BÉTHUNE – A Northern French mining town of less than 20,000 inhabitants became the unlikely site of a national theatre just over twenty years ago, due in large part to a charismatic mayor’s intercessions with the Ministry of Culture and Communication. With perhaps the same nerve, he awarded the commission of La Comédie de Béthune to Manuelle Gautrand Architecture – a young practice that had as of yet no experience in designing institutions for the dramatic arts. The designated site along rue du 11 Novembre had become of late ironically like a stage set, featuring only a 1930s-era cinema façade supported by girders. In 1999, the firm encased this structure in a rounded, concrete volume of patterned, purple varnish that housed La Comédie’s main auditorium.
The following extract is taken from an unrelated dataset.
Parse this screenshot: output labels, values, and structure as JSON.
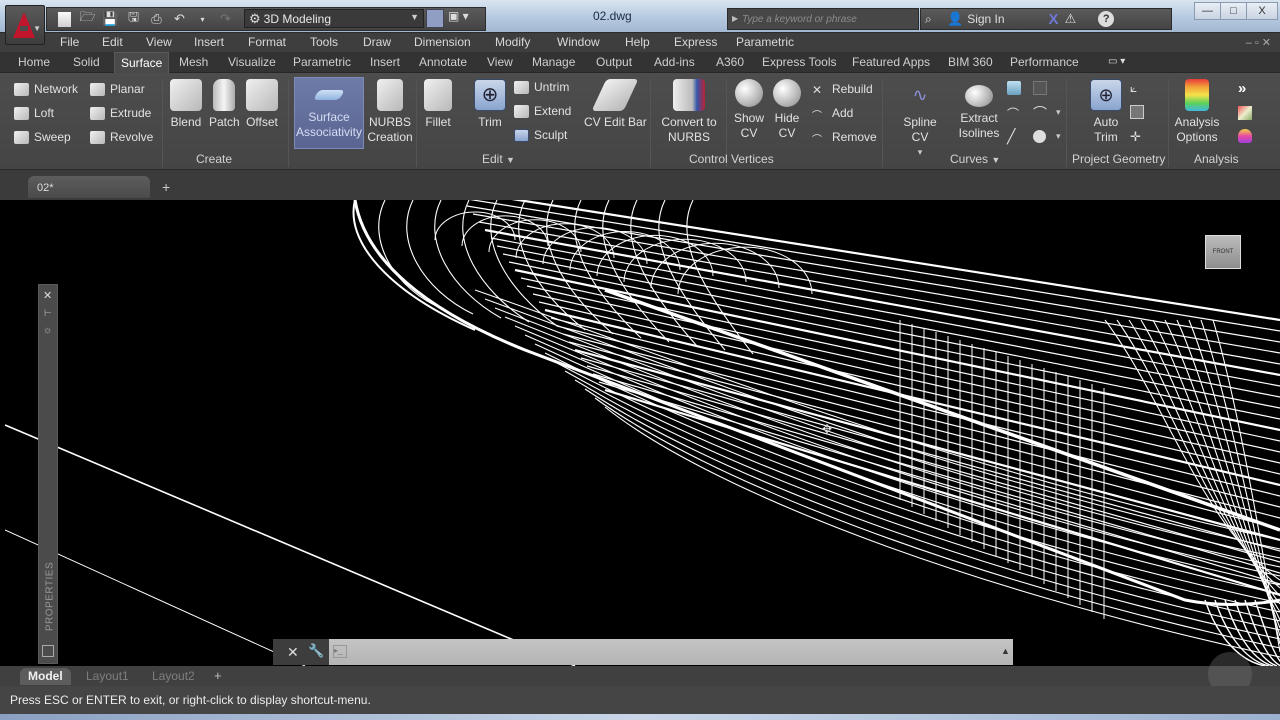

An extension combining rehearsal space and administrative space was planned at the same time for the adjacent corner plot where an old house stood. This building has only just now been realised, as the city’s limited budget could not afford to purchase and demolish the existing property until 2009. The firm intended a contemporary style for the annex. However, as Gautrand herself reflects, ‘It was not easy to juxtapose an aesthetic removed by a decade. I finally just resolved to stick another piece of architecture next to the first.’
In spite of this modesty, the new façade achieves a striking equilibrium with its neighbour, beyond the obvious continuation of the existing structure’s height. Weaving strands of combed, black metal form a rhomboidal tessellation that echoes the auditorium’s lozenge-based print. Shaped tinting in the glazed entry floor grounds this design at street level. A shallow, silver eave over this level consciously aligns the elevation with both of the building’s precedents and even features lettering that reprises the original cinema’s name, ‘Le Palace’. The colour of the cladding, albeit severe, anchors the complex into its setting – both emphasising its mass and seeming to oppose further overlay. In addition, alternating gloss and matte finishes – inspired by the works of painter Pierre Soulages – diffuse an otherwise stark opacity, creating a dynamic play of light on the surface in tandem with reflective, angular punctures.
The interior is no less open and receptive. Lobby space along the corner and at the back of the plan extends the formerly narrow corridor to which the 1999 atrium was confined. Hanging, fluorescent tubes and pristine, white furniture brightly illuminate a space defined by black walls and ceilings. Of course, the extension’s main attraction – a double-height rehearsal hall – consolidates the once-scattered activity of the theatrical community into one convenient facility. An enclosed void lofted above the existing auditorium can now be accessed through the new building to accommodate additional practise.
‘A very last choice’, Gautrand points out, was to simplify the presentation by covering the preserved cinema front with the design of the first volume. While she acknowledges the Béthune public would prefer not to erase the city’s architectural heritage, ‘they sometimes recognise it is time to turn the page of its history and face a more sensitive future’. With La Comédie now fully realised, it does not appear that this future holds tragedy.